In June, officials in Manila voiced anger after a Chinese trawler struck and sank an anchored Philippine fishing boat in waters claimed by the Philippines.

American officials, meanwhile, have accused Beijing of its bullying behavior in the sea region. Late last month, the U.S. State Department said Washington was deeply concerned about a series of aggressive steps by China in recent weeks, including Beijing's alleged interference with Hanoi's oil and gas activities in Vietnam's Exclusive Economic Zone in the sea.

The coordinated drills by the U.S. and ASEAN navies took place nearly a year after the Southeast Asian bloc and China staged their first joint naval exercise off Zhanjiang, in Guangdong province, in October 2018.
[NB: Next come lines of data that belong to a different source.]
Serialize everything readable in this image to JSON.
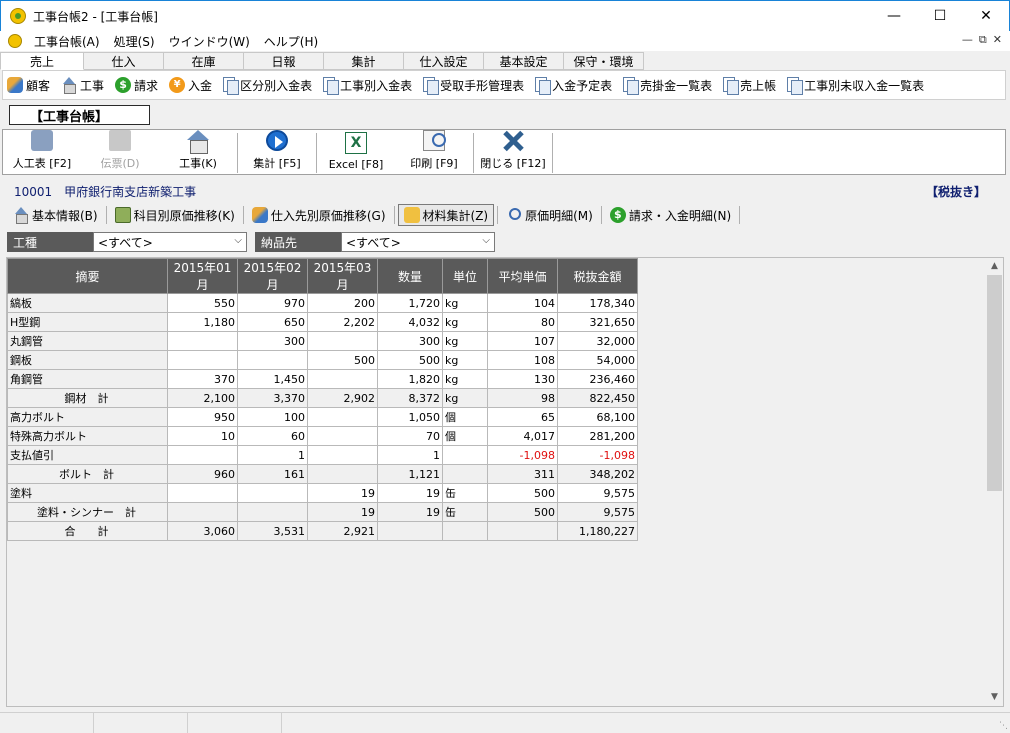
{
  "window": {
    "title": "工事台帳2 - [工事台帳]"
  },
  "menu": [
    "工事台帳(A)",
    "処理(S)",
    "ウインドウ(W)",
    "ヘルプ(H)"
  ],
  "ribbon_tabs": [
    "売上",
    "仕入",
    "在庫",
    "日報",
    "集計",
    "仕入設定",
    "基本設定",
    "保守・環境"
  ],
  "sub_toolbar": [
    {
      "label": "顧客",
      "icon": "people-icon"
    },
    {
      "label": "工事",
      "icon": "house-icon"
    },
    {
      "label": "請求",
      "icon": "dollar-icon"
    },
    {
      "label": "入金",
      "icon": "coin-icon"
    },
    {
      "label": "区分別入金表",
      "icon": "report-icon"
    },
    {
      "label": "工事別入金表",
      "icon": "report-icon"
    },
    {
      "label": "受取手形管理表",
      "icon": "report-icon"
    },
    {
      "label": "入金予定表",
      "icon": "report-icon"
    },
    {
      "label": "売掛金一覧表",
      "icon": "report-icon"
    },
    {
      "label": "売上帳",
      "icon": "report-icon"
    },
    {
      "label": "工事別未収入金一覧表",
      "icon": "report-icon"
    }
  ],
  "form_title": "【工事台帳】",
  "toolbar": {
    "labor": "人工表 [F2]",
    "slip": "伝票(D)",
    "project": "工事(K)",
    "total": "集計 [F5]",
    "excel": "Excel [F8]",
    "print": "印刷 [F9]",
    "close": "閉じる [F12]"
  },
  "project": {
    "line": "10001　甲府銀行南支店新築工事",
    "tax": "【税抜き】"
  },
  "detail_tabs": [
    "基本情報(B)",
    "科目別原価推移(K)",
    "仕入先別原価推移(G)",
    "材料集計(Z)",
    "原価明細(M)",
    "請求・入金明細(N)"
  ],
  "filters": {
    "kind_label": "工種",
    "kind_value": "<すべて>",
    "dest_label": "納品先",
    "dest_value": "<すべて>"
  },
  "table": {
    "headers": [
      "摘要",
      "2015年01月",
      "2015年02月",
      "2015年03月",
      "数量",
      "単位",
      "平均単価",
      "税抜金額"
    ],
    "rows": [
      {
        "name": "縞板",
        "c1": "550",
        "c2": "970",
        "c3": "200",
        "qty": "1,720",
        "unit": "kg",
        "avg": "104",
        "amt": "178,340"
      },
      {
        "name": "H型鋼",
        "c1": "1,180",
        "c2": "650",
        "c3": "2,202",
        "qty": "4,032",
        "unit": "kg",
        "avg": "80",
        "amt": "321,650"
      },
      {
        "name": "丸鋼管",
        "c1": "",
        "c2": "300",
        "c3": "",
        "qty": "300",
        "unit": "kg",
        "avg": "107",
        "amt": "32,000"
      },
      {
        "name": "鋼板",
        "c1": "",
        "c2": "",
        "c3": "500",
        "qty": "500",
        "unit": "kg",
        "avg": "108",
        "amt": "54,000"
      },
      {
        "name": "角鋼管",
        "c1": "370",
        "c2": "1,450",
        "c3": "",
        "qty": "1,820",
        "unit": "kg",
        "avg": "130",
        "amt": "236,460"
      },
      {
        "name": "鋼材　計",
        "c1": "2,100",
        "c2": "3,370",
        "c3": "2,902",
        "qty": "8,372",
        "unit": "kg",
        "avg": "98",
        "amt": "822,450",
        "subtotal": true
      },
      {
        "name": "高力ボルト",
        "c1": "950",
        "c2": "100",
        "c3": "",
        "qty": "1,050",
        "unit": "個",
        "avg": "65",
        "amt": "68,100"
      },
      {
        "name": "特殊高力ボルト",
        "c1": "10",
        "c2": "60",
        "c3": "",
        "qty": "70",
        "unit": "個",
        "avg": "4,017",
        "amt": "281,200"
      },
      {
        "name": "支払値引",
        "c1": "",
        "c2": "1",
        "c3": "",
        "qty": "1",
        "unit": "",
        "avg": "-1,098",
        "amt": "-1,098",
        "negative": true
      },
      {
        "name": "ボルト　計",
        "c1": "960",
        "c2": "161",
        "c3": "",
        "qty": "1,121",
        "unit": "",
        "avg": "311",
        "amt": "348,202",
        "subtotal": true
      },
      {
        "name": "塗料",
        "c1": "",
        "c2": "",
        "c3": "19",
        "qty": "19",
        "unit": "缶",
        "avg": "500",
        "amt": "9,575"
      },
      {
        "name": "塗料・シンナー　計",
        "c1": "",
        "c2": "",
        "c3": "19",
        "qty": "19",
        "unit": "缶",
        "avg": "500",
        "amt": "9,575",
        "subtotal": true
      },
      {
        "name": "合　　計",
        "c1": "3,060",
        "c2": "3,531",
        "c3": "2,921",
        "qty": "",
        "unit": "",
        "avg": "",
        "amt": "1,180,227",
        "subtotal": true
      }
    ]
  },
  "colors": {
    "header_bg": "#5a5a5a",
    "negative": "#e01010",
    "project_text": "#102070"
  }
}
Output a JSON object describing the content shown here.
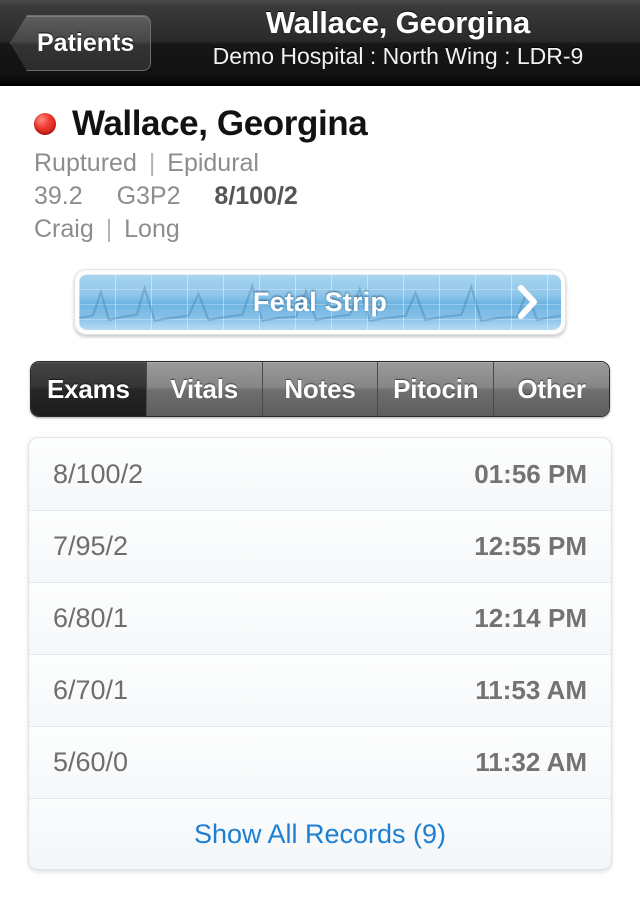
{
  "navbar": {
    "back_label": "Patients",
    "title": "Wallace, Georgina",
    "subtitle": "Demo Hospital : North Wing : LDR-9"
  },
  "patient": {
    "status_color": "#e8352c",
    "name": "Wallace, Georgina",
    "membranes": "Ruptured",
    "anesthesia": "Epidural",
    "gestational_age": "39.2",
    "gravida_para": "G3P2",
    "last_exam": "8/100/2",
    "provider": "Craig",
    "nurse": "Long",
    "separator": "|"
  },
  "fetal_strip": {
    "label": "Fetal Strip",
    "chevron": "chevron-right-icon"
  },
  "tabs": {
    "items": [
      {
        "label": "Exams",
        "active": true
      },
      {
        "label": "Vitals",
        "active": false
      },
      {
        "label": "Notes",
        "active": false
      },
      {
        "label": "Pitocin",
        "active": false
      },
      {
        "label": "Other",
        "active": false
      }
    ]
  },
  "records": {
    "rows": [
      {
        "exam": "8/100/2",
        "time": "01:56 PM"
      },
      {
        "exam": "7/95/2",
        "time": "12:55 PM"
      },
      {
        "exam": "6/80/1",
        "time": "12:14 PM"
      },
      {
        "exam": "6/70/1",
        "time": "11:53 AM"
      },
      {
        "exam": "5/60/0",
        "time": "11:32 AM"
      }
    ],
    "show_all_label": "Show All Records (9)",
    "link_color": "#1c7fd4"
  }
}
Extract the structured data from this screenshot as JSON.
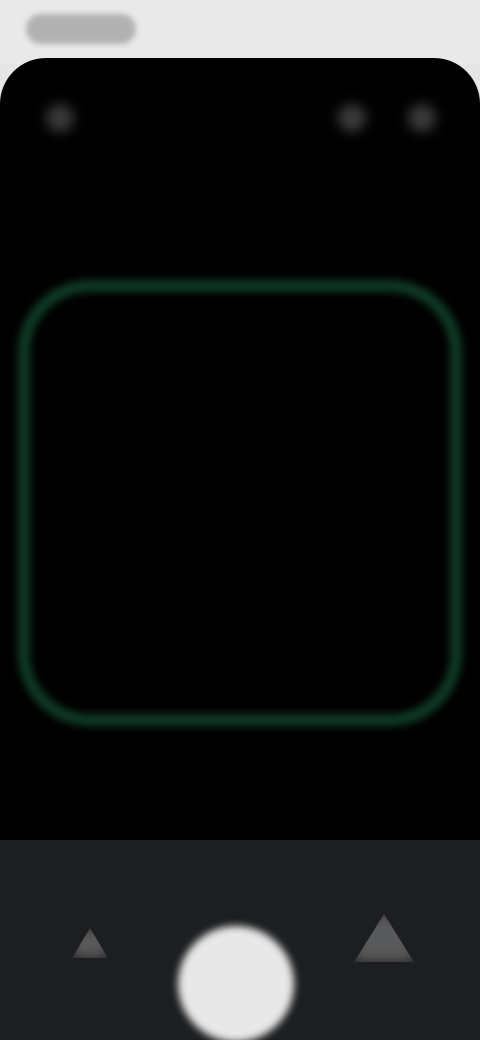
{
  "colors": {
    "status_bar": "#e9e9e9",
    "screen": "#000000",
    "frame_accent": "#0f3a24",
    "bottom_bar": "#1c1e20",
    "shutter": "#e8e8e8"
  },
  "icons": {
    "top_left": "settings-icon",
    "top_mid": "flash-icon",
    "top_right": "more-icon",
    "bottom_left": "gallery-icon",
    "bottom_right": "switch-camera-icon"
  }
}
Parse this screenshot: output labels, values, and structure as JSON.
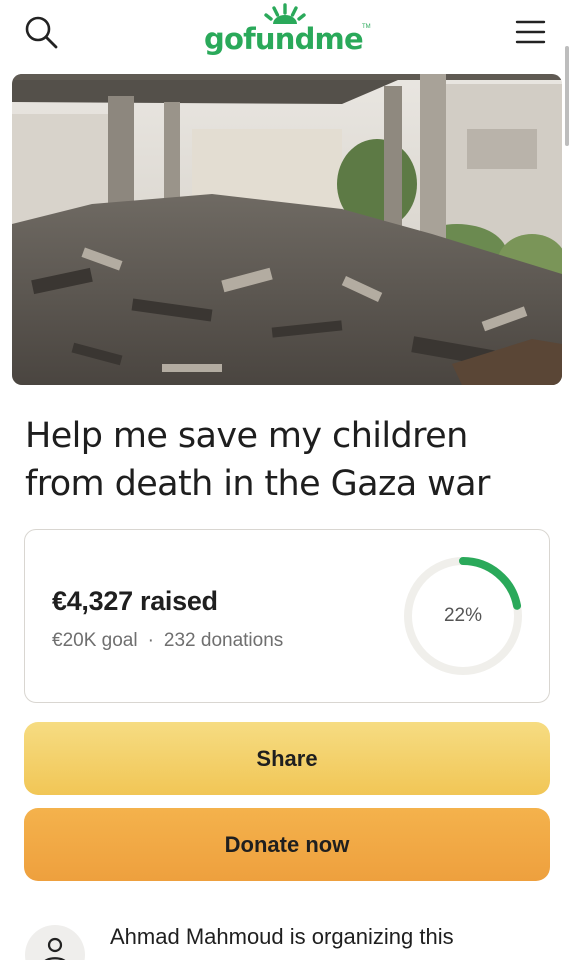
{
  "header": {
    "logo_text": "gofundme",
    "logo_tm": "TM",
    "search_icon": "search-icon",
    "menu_icon": "hamburger-menu-icon",
    "brand_color": "#2aa95a"
  },
  "hero": {
    "image": "photo of a destroyed building with rubble"
  },
  "campaign": {
    "title": "Help me save my children from death in the Gaza war",
    "raised_label": "€4,327 raised",
    "goal_label": "€20K goal",
    "separator": "·",
    "donations_label": "232 donations",
    "progress_label": "22%",
    "progress_fraction": 0.22,
    "progress_color": "#2aa95a"
  },
  "actions": {
    "share_label": "Share",
    "donate_label": "Donate now"
  },
  "organizer": {
    "text": "Ahmad Mahmoud is organizing this",
    "avatar_icon": "user-icon"
  }
}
Copyright (copyright) 1998-2016, RFA. Used with the permission of Radio Free Asia, 2025 M St. NW, Suite 300, Washington DC 20036